Options Available to the Consumer
There are many things that the average consumer can do to lessen their individual impact on the problem of fast fashion. Whether it’s donating clothes to the Salvation Army, Value Village, Goodwill, etc; purchasing clothing at outlets, giving clothes away as hand-me-downs, or even re-purposing clothing textiles, there are alternatives to the landfill for clothing.
Problematically, many consumers are not aware of the rigorous standards clothing must pass in order to be safely resold, and as a result, as much as 80% of clothing donated to second-hand sellers or charities must be disposed. Additionally, many to not recognize that much of the clothing available at designer outlets has never actually seen a retail store!
Options Available for Businesses
According to a recent study by Cognizant, up to 40% of clothing orders made to e-commerce clothing retailers from 2014’s holiday season resulted in a return.
If you’re running a business selling ugly Christmas sweaters, and 40% of your yearly orders end up being returned, what do you intend to do with the clothes that come back? You can’t sell them, as Christmas is over. You can’t store them, as doing so till next Christmas would cost more than making new sweaters next year. Without an alternative, much of this clothing ends up in a landfill. Fortunately, because of companies like Bank and Vogue, there is an alternative.
Bank and Vogue – Here to Help
The 80% of donated clothing that doesn’t get resold to consumers, and the tonnes and tonnes of off-season store returns, while not fit for direct re-selling, still have significant value. Because the retailers that sell them cannot profitably invest in the infrastructure required to extract this value, a market opportunity exists for anyone that can. Enter Bank and Vogue:
What We Do:
When store returns and clothing donations cannot be resold, Bank and Vogue offers them relevant solutions as an alternative to the landfill.

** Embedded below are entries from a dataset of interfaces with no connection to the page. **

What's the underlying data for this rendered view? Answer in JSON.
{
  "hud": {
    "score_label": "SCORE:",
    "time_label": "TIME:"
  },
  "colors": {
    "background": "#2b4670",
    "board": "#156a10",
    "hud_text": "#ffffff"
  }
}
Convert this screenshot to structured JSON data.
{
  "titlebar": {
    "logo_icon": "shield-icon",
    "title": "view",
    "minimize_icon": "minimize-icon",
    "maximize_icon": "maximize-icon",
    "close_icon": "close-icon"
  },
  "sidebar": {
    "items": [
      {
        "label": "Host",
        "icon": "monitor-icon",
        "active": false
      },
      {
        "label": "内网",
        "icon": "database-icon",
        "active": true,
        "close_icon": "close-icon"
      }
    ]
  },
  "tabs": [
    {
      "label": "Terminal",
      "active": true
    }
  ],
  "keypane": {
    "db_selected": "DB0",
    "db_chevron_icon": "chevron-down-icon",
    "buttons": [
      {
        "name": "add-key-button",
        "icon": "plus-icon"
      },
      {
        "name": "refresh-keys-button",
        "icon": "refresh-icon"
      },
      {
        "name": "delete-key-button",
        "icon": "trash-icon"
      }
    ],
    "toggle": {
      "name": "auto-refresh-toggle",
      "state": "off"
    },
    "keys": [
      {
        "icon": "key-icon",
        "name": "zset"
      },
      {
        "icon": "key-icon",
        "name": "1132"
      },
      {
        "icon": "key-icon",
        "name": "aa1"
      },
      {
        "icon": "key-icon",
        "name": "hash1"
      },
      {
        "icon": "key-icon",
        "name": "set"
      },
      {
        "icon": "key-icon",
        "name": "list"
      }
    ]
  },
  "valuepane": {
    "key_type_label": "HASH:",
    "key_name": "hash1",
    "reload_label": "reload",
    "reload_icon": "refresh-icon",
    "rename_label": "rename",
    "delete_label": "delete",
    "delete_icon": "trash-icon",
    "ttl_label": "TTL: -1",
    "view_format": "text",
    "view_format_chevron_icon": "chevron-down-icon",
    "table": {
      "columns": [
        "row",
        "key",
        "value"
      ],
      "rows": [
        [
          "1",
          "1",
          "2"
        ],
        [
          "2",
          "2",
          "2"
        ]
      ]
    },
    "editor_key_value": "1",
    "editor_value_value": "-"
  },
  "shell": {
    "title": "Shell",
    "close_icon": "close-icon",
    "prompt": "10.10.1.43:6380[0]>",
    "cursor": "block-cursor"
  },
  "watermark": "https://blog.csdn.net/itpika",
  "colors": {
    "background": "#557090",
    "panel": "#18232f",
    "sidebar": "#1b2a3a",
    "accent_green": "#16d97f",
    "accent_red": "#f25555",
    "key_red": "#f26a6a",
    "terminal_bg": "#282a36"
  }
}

Donated clothing that is ripped, stained, or otherwise degraded to the point of being useless as clothing is still useful as cloth. Moreover, the clothes that retailers and re-sellers like Value Village cannot sell to consumers can still contribute value to many people’s lives!
In both these cases, Bank and Vogue exists to provide creative solutions to the environmental crisis of clothing. We divert useful clothing and textiles away from landfills and into the lives of people who can get good use from them.
How We Do It:
Bank and Vogue sees used clothing as an opportunity. Blazing a trail in our industry, we help to address both of the main causes of the crisis of fashion.
No Longer Linear
Bank and Vogue collects thousands of tonnes of returned, used, and worn clothing and diverts them from landfills. Whereas our usual relationship with our clothing is linear, Bank and Vogue allows the possibility of a circular relationship. Instead of clothes going from stores to landfills, we provide the means by which they can be used, recycled, and used again!
Bank and Vogue acts as a broker for used goods, purchasing unsold and used clothing here for use in other parts of the world. The need for people around the world does not need be be addressed with brand-new clothing. Bank and Vogue helps to decrease the environmental impact the fashion industry creates by providing people the world over an alternative to new clothing.
Bank and Vogue has also invested in recycling infrastructure to address the problem of clothing that is too worn to be resold. We have set up a factory in India dedicated to deconstructing old clothing to make new items! The environmental pollution caused by the need for fashion retailers to grow is massive, but it can be significantly reduced when the resources they use to make clothes don’t come out of the earth, but from already made clothing instead!
For more information on how Bank & Vogue is working to address the ‘crisis of stuff’, and divert thousands of tonnes of used, unsold, and worn clothing from landfills, take a look at this article featured in Bishops University Magazine. If you want to learn more about who we are, what we do, and the opportunities you have to help, take a look around our About section, or get in touch!